[Data about app and page elements]

============

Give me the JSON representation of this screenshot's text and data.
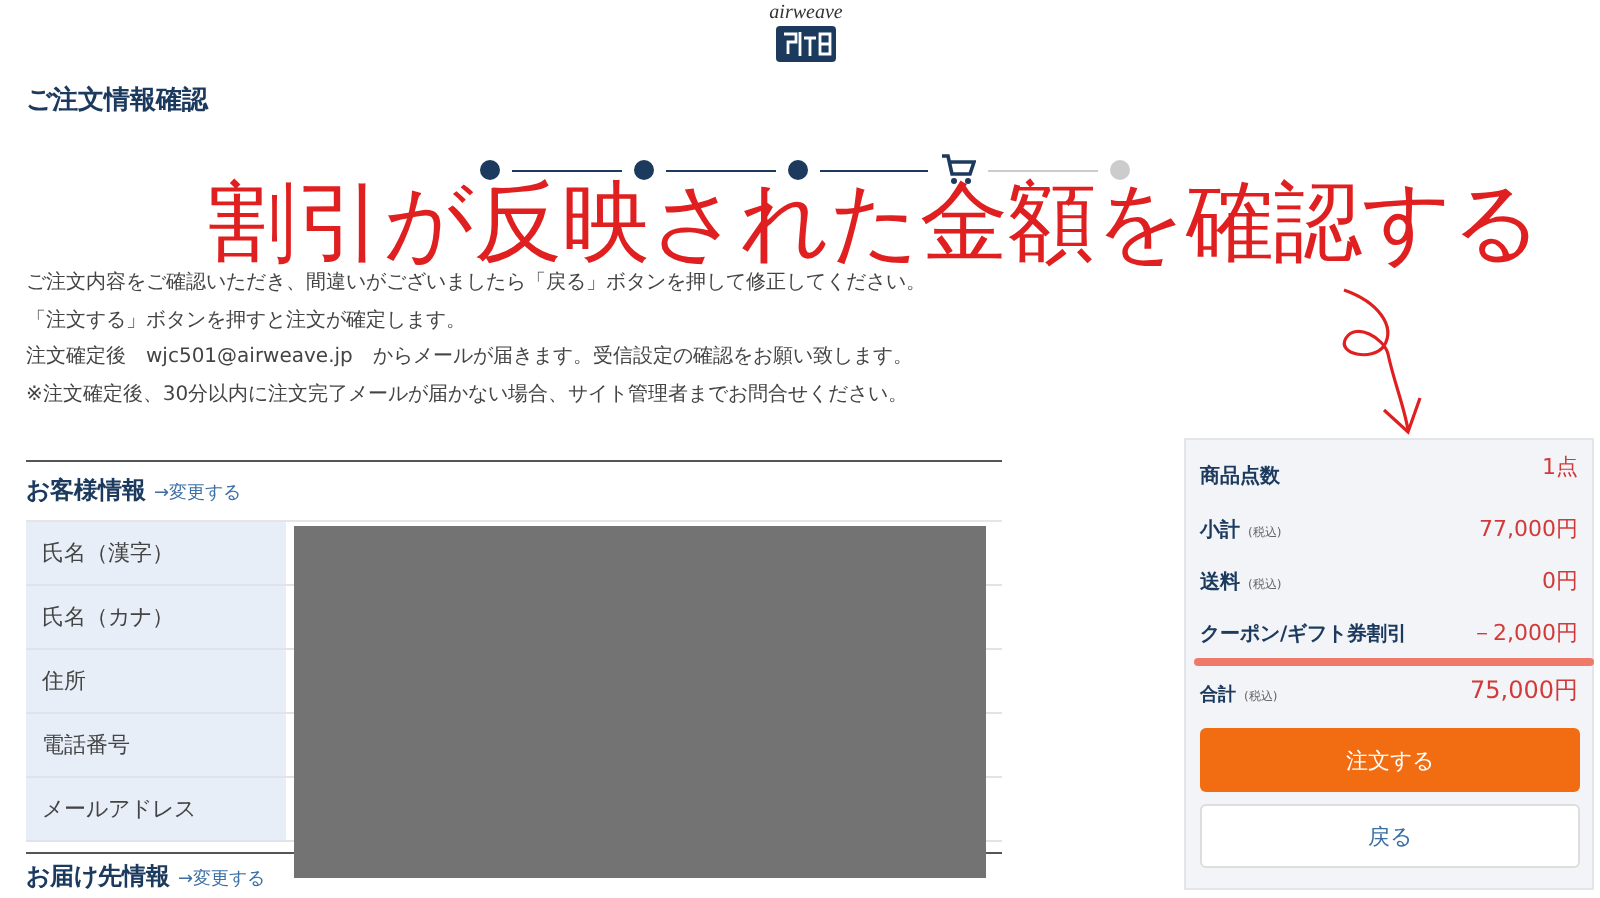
{
  "logo": {
    "wordmark": "airweave"
  },
  "page_title": "ご注文情報確認",
  "steps": [
    {
      "kind": "done"
    },
    {
      "kind": "done"
    },
    {
      "kind": "done"
    },
    {
      "kind": "current"
    },
    {
      "kind": "todo"
    }
  ],
  "annotation": {
    "text": "割引が反映された金額を確認する"
  },
  "notice_lines": [
    "ご注文内容をご確認いただき、間違いがございましたら「戻る」ボタンを押して修正してください。",
    "「注文する」ボタンを押すと注文が確定します。",
    "注文確定後　wjc501@airweave.jp　からメールが届きます。受信設定の確認をお願い致します。",
    "※注文確定後、30分以内に注文完了メールが届かない場合、サイト管理者までお問合せください。"
  ],
  "customer_section": {
    "heading": "お客様情報",
    "change_link": "→変更する",
    "field_labels": [
      "氏名（漢字）",
      "氏名（カナ）",
      "住所",
      "電話番号",
      "メールアドレス"
    ]
  },
  "shipping_section": {
    "heading": "お届け先情報",
    "change_link": "→変更する"
  },
  "summary": {
    "rows": [
      {
        "label": "商品点数",
        "value": "1点",
        "highlighted": false
      },
      {
        "label": "小計",
        "note": "(税込)",
        "value": "77,000円",
        "highlighted": false
      },
      {
        "label": "送料",
        "note": "(税込)",
        "value": "0円",
        "highlighted": false
      },
      {
        "label": "クーポン/ギフト券割引",
        "value": "－2,000円",
        "highlighted": true
      }
    ],
    "total": {
      "label": "合計",
      "note": "(税込)",
      "value": "75,000円"
    },
    "buttons": [
      {
        "kind": "primary",
        "label": "注文する"
      },
      {
        "kind": "secondary",
        "label": "戻る"
      }
    ]
  }
}
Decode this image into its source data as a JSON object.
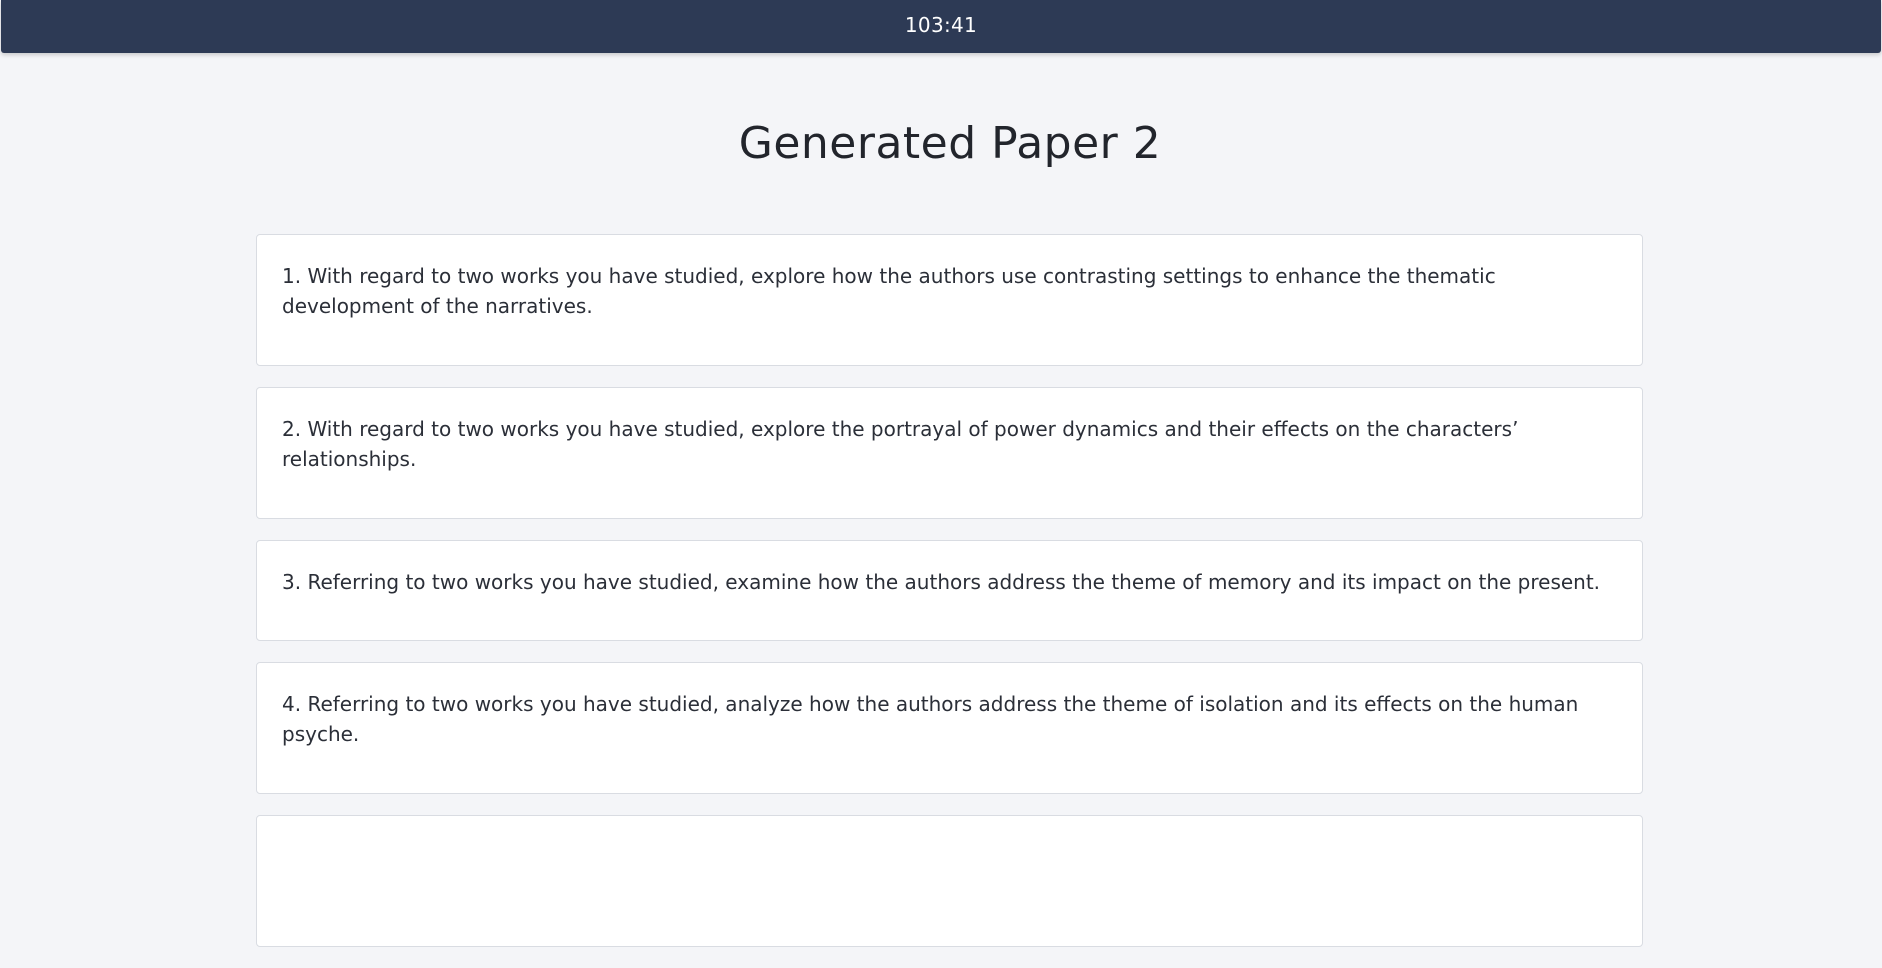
{
  "header": {
    "timer": "103:41"
  },
  "page": {
    "title": "Generated Paper 2"
  },
  "questions": [
    {
      "text": "1. With regard to two works you have studied, explore how the authors use contrasting settings to enhance the thematic development of the narratives."
    },
    {
      "text": "2. With regard to two works you have studied, explore the portrayal of power dynamics and their effects on the characters’ relationships."
    },
    {
      "text": "3. Referring to two works you have studied, examine how the authors address the theme of memory and its impact on the present."
    },
    {
      "text": "4. Referring to two works you have studied, analyze how the authors address the theme of isolation and its effects on the human psyche."
    },
    {
      "text": ""
    }
  ],
  "colors": {
    "topbar": "#2d3a55",
    "background": "#f4f5f8",
    "card": "#ffffff",
    "card_border": "#d9dce2"
  }
}
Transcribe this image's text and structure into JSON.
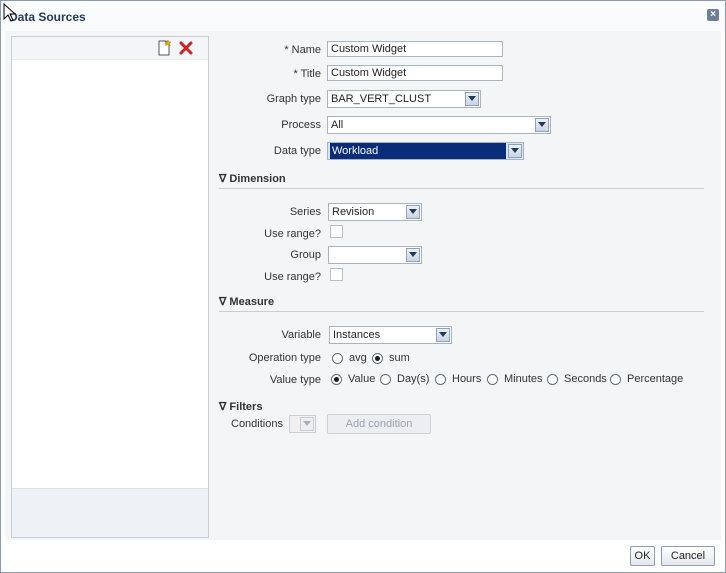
{
  "dialog": {
    "title": "Data Sources"
  },
  "form": {
    "name": {
      "label": "Name",
      "value": "Custom Widget"
    },
    "title": {
      "label": "Title",
      "value": "Custom Widget"
    },
    "graph_type": {
      "label": "Graph type",
      "value": "BAR_VERT_CLUST"
    },
    "process": {
      "label": "Process",
      "value": "All"
    },
    "data_type": {
      "label": "Data type",
      "value": "Workload"
    }
  },
  "dimension": {
    "header": "Dimension",
    "series": {
      "label": "Series",
      "value": "Revision"
    },
    "series_use_range": {
      "label": "Use range?"
    },
    "group": {
      "label": "Group",
      "value": ""
    },
    "group_use_range": {
      "label": "Use range?"
    }
  },
  "measure": {
    "header": "Measure",
    "variable": {
      "label": "Variable",
      "value": "Instances"
    },
    "operation_type": {
      "label": "Operation type",
      "options": [
        "avg",
        "sum"
      ],
      "selected": "sum"
    },
    "value_type": {
      "label": "Value type",
      "options": [
        "Value",
        "Day(s)",
        "Hours",
        "Minutes",
        "Seconds",
        "Percentage"
      ],
      "selected": "Value"
    }
  },
  "filters": {
    "header": "Filters",
    "conditions_label": "Conditions",
    "add_condition": "Add condition"
  },
  "footer": {
    "ok": "OK",
    "cancel": "Cancel"
  },
  "icons": {
    "new": "new-document-icon",
    "delete": "delete-x-icon",
    "close": "close-icon"
  },
  "colors": {
    "selected_option": "#0a2d7a",
    "delete_icon": "#cc2222"
  }
}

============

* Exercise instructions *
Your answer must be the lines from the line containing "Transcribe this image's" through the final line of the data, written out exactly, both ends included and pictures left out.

* Result of the task *
Transcribe this image's text and structure into JSON.
{
  "dialog": {
    "title": "Data Sources"
  },
  "form": {
    "name": {
      "label": "Name",
      "value": "Custom Widget"
    },
    "title": {
      "label": "Title",
      "value": "Custom Widget"
    },
    "graph_type": {
      "label": "Graph type",
      "value": "BAR_VERT_CLUST"
    },
    "process": {
      "label": "Process",
      "value": "All"
    },
    "data_type": {
      "label": "Data type",
      "value": "Workload"
    }
  },
  "dimension": {
    "header": "Dimension",
    "series": {
      "label": "Series",
      "value": "Revision"
    },
    "series_use_range": {
      "label": "Use range?"
    },
    "group": {
      "label": "Group",
      "value": ""
    },
    "group_use_range": {
      "label": "Use range?"
    }
  },
  "measure": {
    "header": "Measure",
    "variable": {
      "label": "Variable",
      "value": "Instances"
    },
    "operation_type": {
      "label": "Operation type",
      "options": [
        "avg",
        "sum"
      ],
      "selected": "sum"
    },
    "value_type": {
      "label": "Value type",
      "options": [
        "Value",
        "Day(s)",
        "Hours",
        "Minutes",
        "Seconds",
        "Percentage"
      ],
      "selected": "Value"
    }
  },
  "filters": {
    "header": "Filters",
    "conditions_label": "Conditions",
    "add_condition": "Add condition"
  },
  "footer": {
    "ok": "OK",
    "cancel": "Cancel"
  },
  "icons": {
    "new": "new-document-icon",
    "delete": "delete-x-icon",
    "close": "close-icon"
  },
  "colors": {
    "selected_option": "#0a2d7a",
    "delete_icon": "#cc2222"
  }
}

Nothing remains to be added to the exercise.